Saved data entries
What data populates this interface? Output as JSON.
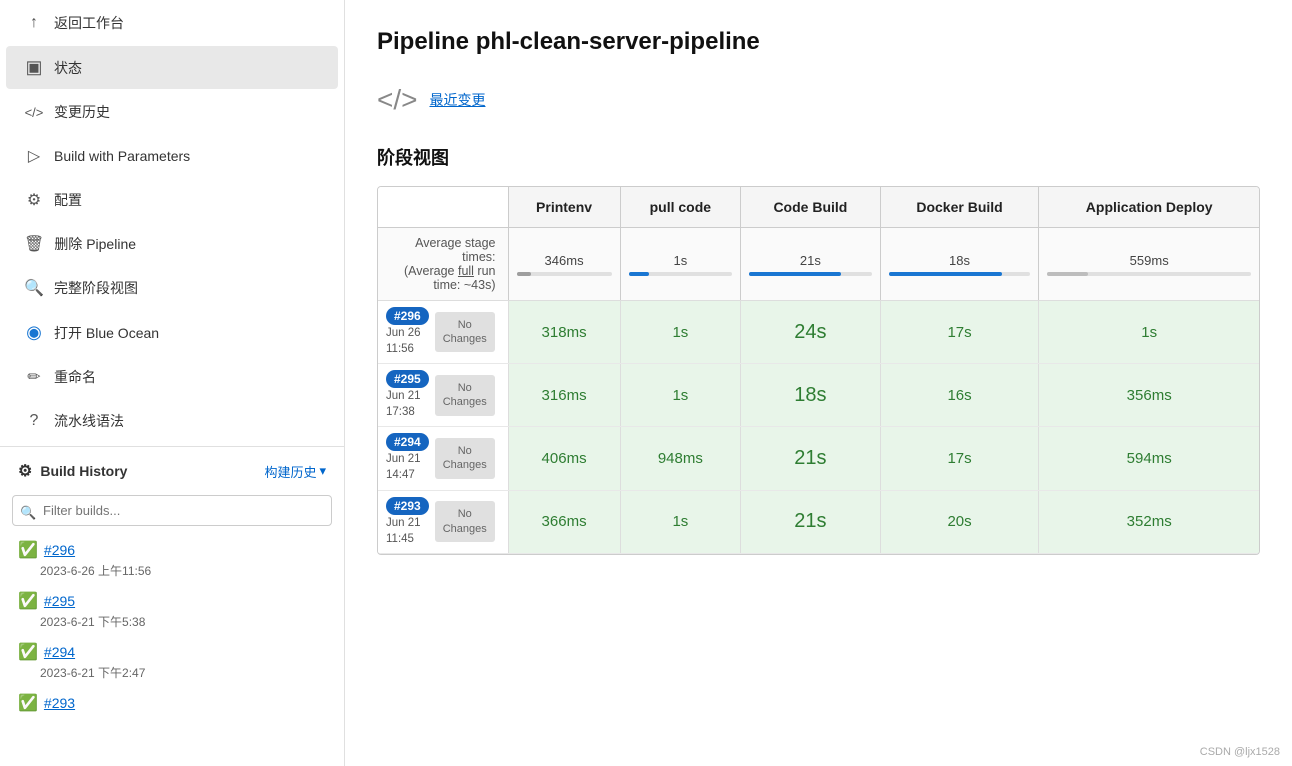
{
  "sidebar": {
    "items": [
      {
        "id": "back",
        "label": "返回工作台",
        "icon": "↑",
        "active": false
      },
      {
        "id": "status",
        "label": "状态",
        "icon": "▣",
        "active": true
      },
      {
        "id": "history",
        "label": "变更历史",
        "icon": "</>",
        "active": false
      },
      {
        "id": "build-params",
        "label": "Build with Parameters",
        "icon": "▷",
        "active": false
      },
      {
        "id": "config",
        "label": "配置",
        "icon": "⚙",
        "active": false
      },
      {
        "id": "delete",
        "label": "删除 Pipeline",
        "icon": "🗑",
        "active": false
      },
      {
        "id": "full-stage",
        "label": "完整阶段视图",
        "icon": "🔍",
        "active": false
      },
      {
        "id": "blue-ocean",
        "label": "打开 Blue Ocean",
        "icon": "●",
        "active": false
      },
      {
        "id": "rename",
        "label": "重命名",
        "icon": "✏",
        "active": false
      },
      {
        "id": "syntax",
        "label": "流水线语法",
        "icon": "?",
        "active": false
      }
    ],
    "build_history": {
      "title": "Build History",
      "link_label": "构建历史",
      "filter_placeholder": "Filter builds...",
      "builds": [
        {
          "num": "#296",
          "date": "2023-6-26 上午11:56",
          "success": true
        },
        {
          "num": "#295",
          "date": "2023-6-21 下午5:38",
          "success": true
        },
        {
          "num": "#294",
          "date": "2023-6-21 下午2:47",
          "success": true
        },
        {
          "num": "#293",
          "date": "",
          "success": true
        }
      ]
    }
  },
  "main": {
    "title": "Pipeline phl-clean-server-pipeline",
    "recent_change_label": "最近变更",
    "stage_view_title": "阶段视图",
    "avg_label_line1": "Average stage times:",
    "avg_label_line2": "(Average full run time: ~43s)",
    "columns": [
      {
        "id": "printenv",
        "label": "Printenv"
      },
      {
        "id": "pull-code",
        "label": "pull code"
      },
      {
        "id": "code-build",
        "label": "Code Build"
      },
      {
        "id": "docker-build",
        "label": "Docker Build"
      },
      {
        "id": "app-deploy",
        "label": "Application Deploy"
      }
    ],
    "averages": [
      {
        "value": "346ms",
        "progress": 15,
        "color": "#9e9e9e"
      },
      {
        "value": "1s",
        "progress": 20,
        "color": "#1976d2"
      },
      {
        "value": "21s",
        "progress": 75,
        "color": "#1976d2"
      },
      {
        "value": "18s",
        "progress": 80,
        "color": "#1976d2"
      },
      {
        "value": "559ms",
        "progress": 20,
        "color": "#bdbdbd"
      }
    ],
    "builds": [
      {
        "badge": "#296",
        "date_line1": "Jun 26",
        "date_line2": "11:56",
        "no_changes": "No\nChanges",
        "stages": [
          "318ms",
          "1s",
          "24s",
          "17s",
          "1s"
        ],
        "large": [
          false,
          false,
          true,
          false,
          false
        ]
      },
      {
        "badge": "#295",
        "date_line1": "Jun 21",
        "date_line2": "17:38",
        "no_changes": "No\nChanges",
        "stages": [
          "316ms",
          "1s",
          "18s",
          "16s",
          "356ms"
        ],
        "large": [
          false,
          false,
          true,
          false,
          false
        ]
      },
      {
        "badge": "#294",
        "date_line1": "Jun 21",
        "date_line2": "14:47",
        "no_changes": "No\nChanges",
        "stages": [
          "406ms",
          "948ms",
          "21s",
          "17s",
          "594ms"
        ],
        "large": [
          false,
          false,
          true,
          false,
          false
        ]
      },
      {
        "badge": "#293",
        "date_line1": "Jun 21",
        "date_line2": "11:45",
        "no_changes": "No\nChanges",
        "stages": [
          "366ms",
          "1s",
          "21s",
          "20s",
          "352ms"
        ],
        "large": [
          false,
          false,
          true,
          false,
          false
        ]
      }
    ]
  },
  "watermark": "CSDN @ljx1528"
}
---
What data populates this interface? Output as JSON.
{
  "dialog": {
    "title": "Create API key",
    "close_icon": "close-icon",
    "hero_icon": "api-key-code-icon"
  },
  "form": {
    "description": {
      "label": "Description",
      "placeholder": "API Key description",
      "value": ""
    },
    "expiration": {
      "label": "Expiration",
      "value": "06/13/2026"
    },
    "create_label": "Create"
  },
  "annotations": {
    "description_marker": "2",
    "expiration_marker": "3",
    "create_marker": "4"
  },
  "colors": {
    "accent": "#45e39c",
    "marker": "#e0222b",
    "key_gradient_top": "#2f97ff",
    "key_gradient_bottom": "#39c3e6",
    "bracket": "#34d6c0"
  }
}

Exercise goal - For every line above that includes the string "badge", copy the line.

Problem solution -
        "badge": "#296",
        "badge": "#295",
        "badge": "#294",
        "badge": "#293",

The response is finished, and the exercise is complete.